ProcessCapture Tool Delivers Documentation & Virtualization

There are already a number of tools which use pictorial imagery to increase this ease of use for the mainstream business user. Examples include the new “Problem Steps Recorder” in Windows 7, “Google Maps” now showing small map sections when giving directions and “Skype” bringing ease of use to the VOIP market. ProcessCapture allows a […]

The Requirements Bill of Materials: A Walkthrough

Image by Ivan Walsh via Flickr Bill Lewis describes a model for application requirements based on a bill-of-materials metamodel. In it he shows how “the imprecise and ambiguous nature of business requirements as a major factor contributing to the high costs and low success rates in system development efforts.”

Procedures Writing Guidelines

Image via Wikipedia A Standard Operating Procedure is a set of instructions having the force of a directive, covering those features of operations that lend themselves to a definite or standardized procedure without loss of effectiveness. Standard Operating Policies and Procedures can be effective catalysts to drive performance improvement and improve organizational results. Most quality […]

Process Design – Tips for Helping Your Team Adapt

Image by Geodog via Flickr So you have decided to adopt a more formal process for getting your projects done, congratulations. It is a good decision that will help you better manage your projects, make your team more efficient and improve your chances of coming in on schedule and on budget.

Acceptable Use Policy Template

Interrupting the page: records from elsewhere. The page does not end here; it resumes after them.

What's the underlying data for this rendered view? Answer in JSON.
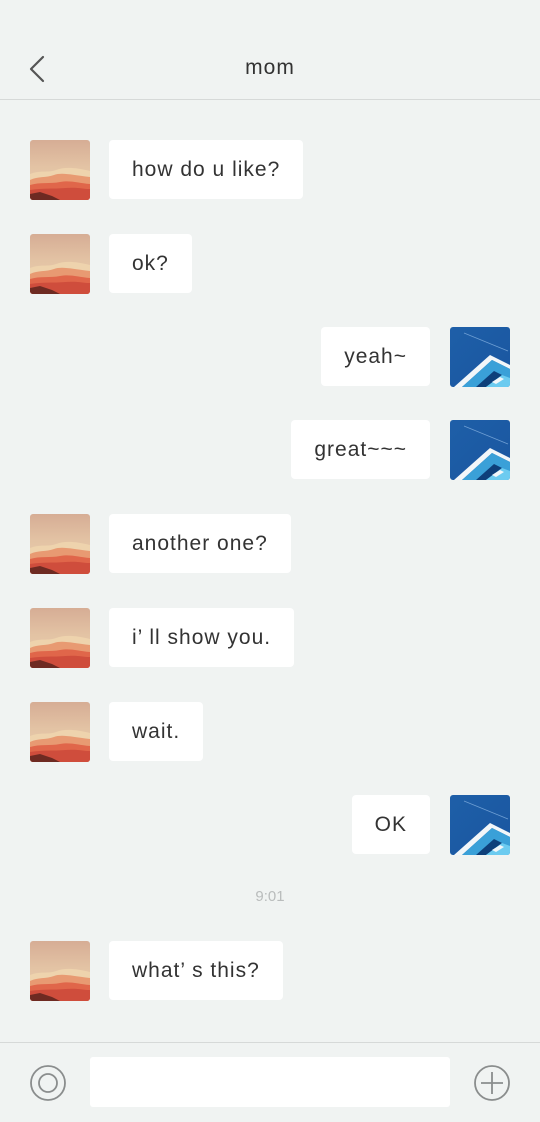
{
  "header": {
    "title": "mom",
    "back_icon": "chevron-left-icon"
  },
  "messages": [
    {
      "side": "left",
      "text": "how do u like?",
      "avatar": "desert-landscape-avatar"
    },
    {
      "side": "left",
      "text": "ok?",
      "avatar": "desert-landscape-avatar"
    },
    {
      "side": "right",
      "text": "yeah~",
      "avatar": "blue-building-avatar"
    },
    {
      "side": "right",
      "text": "great~~~",
      "avatar": "blue-building-avatar"
    },
    {
      "side": "left",
      "text": "another one?",
      "avatar": "desert-landscape-avatar"
    },
    {
      "side": "left",
      "text": "i’ ll show you.",
      "avatar": "desert-landscape-avatar"
    },
    {
      "side": "left",
      "text": "wait.",
      "avatar": "desert-landscape-avatar"
    },
    {
      "side": "right",
      "text": "OK",
      "avatar": "blue-building-avatar"
    },
    {
      "side": "left",
      "text": "what’ s this?",
      "avatar": "desert-landscape-avatar"
    }
  ],
  "timestamp": "9:01",
  "footer": {
    "voice_icon": "voice-circle-icon",
    "input_value": "",
    "plus_icon": "plus-circle-icon"
  },
  "colors": {
    "background": "#f0f3f2",
    "bubble": "#ffffff",
    "text": "#333333",
    "timestamp": "#b9bcbc",
    "divider": "#d6d9d8"
  }
}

Image via Wikipedia This Acceptable Use Policy is intended to support culture of openness, trust and integrity. This policy is designed to protect employees, partners and the clients from illegal or damaging actions by individuals, either knowingly or unknowingly.